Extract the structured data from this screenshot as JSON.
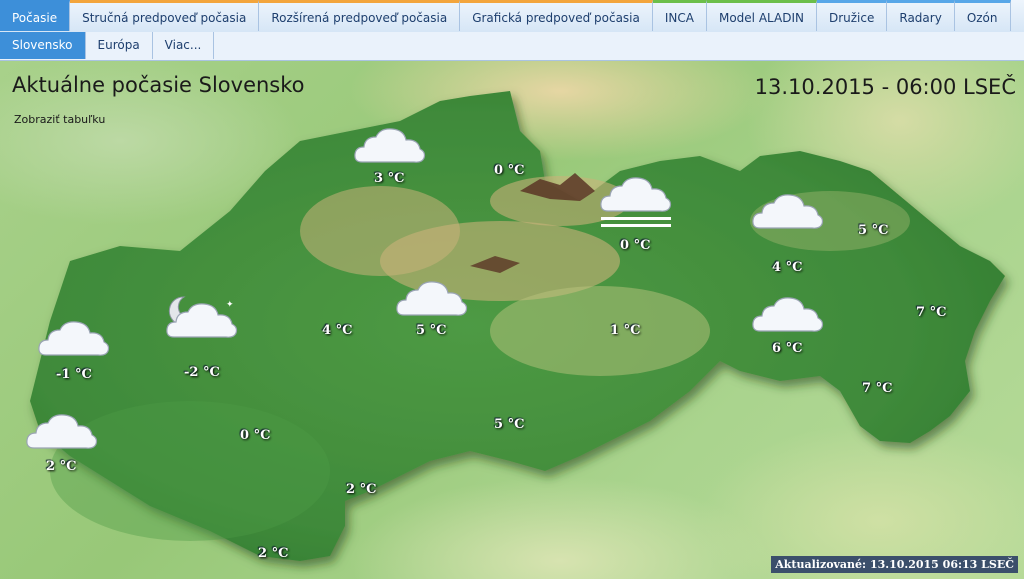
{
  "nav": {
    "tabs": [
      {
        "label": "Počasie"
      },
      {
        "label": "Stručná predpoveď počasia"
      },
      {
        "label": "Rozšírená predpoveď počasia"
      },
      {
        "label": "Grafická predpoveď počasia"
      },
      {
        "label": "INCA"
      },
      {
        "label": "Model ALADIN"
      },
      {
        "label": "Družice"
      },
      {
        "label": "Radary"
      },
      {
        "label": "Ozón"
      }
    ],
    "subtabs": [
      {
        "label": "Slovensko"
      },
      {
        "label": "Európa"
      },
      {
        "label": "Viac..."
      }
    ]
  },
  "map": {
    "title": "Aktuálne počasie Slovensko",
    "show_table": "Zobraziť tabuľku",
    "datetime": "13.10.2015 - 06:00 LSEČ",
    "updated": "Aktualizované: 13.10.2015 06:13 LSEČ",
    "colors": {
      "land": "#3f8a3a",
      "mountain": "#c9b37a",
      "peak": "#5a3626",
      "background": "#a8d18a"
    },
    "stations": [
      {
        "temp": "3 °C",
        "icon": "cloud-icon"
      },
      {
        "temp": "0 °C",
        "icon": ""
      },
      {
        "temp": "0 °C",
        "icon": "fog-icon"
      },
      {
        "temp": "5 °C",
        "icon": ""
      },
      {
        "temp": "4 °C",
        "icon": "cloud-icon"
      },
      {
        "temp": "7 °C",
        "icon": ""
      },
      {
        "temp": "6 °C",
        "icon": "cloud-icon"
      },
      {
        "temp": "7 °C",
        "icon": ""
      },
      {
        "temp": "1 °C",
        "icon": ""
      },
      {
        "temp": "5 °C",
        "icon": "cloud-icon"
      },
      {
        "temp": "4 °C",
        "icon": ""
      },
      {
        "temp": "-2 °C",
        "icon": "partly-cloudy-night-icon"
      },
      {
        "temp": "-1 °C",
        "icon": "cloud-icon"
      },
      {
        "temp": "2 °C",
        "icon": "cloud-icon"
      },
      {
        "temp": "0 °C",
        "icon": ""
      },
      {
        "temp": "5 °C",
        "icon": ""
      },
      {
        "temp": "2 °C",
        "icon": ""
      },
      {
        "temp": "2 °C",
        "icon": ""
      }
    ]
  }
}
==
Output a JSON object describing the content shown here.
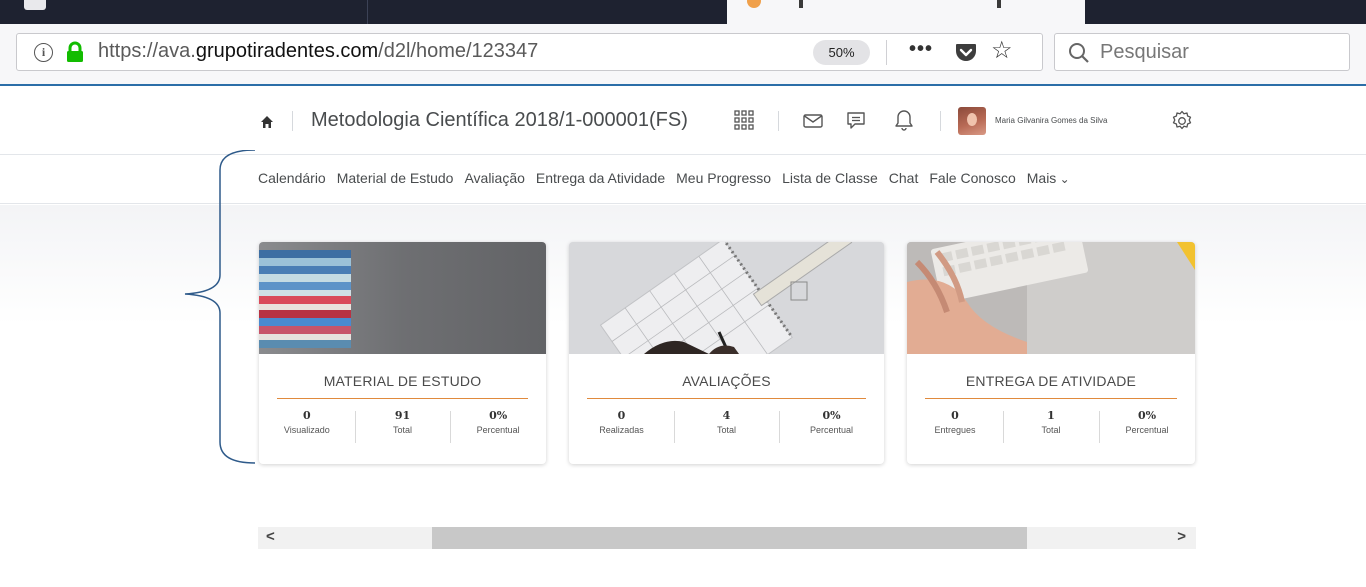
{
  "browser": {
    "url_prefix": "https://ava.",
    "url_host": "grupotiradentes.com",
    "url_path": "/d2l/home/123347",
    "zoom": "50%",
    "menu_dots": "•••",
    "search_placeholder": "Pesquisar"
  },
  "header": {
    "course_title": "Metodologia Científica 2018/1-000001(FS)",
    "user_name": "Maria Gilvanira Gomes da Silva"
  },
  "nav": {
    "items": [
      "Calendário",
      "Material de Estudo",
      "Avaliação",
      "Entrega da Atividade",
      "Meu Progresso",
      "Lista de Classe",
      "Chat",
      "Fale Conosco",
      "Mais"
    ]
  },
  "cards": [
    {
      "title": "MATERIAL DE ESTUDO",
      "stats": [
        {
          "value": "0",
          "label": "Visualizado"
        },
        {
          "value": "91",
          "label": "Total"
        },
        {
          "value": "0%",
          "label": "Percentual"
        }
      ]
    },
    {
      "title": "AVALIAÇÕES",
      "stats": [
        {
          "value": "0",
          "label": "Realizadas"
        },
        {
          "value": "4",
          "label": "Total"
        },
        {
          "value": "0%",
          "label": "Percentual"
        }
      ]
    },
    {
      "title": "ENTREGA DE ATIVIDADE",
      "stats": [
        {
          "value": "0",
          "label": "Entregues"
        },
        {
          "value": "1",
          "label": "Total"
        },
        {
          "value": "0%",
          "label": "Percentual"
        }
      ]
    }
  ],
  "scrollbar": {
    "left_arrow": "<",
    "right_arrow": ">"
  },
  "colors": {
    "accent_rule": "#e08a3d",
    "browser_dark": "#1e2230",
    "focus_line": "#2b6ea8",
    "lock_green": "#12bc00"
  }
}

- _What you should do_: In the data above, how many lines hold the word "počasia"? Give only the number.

- _Output_: 3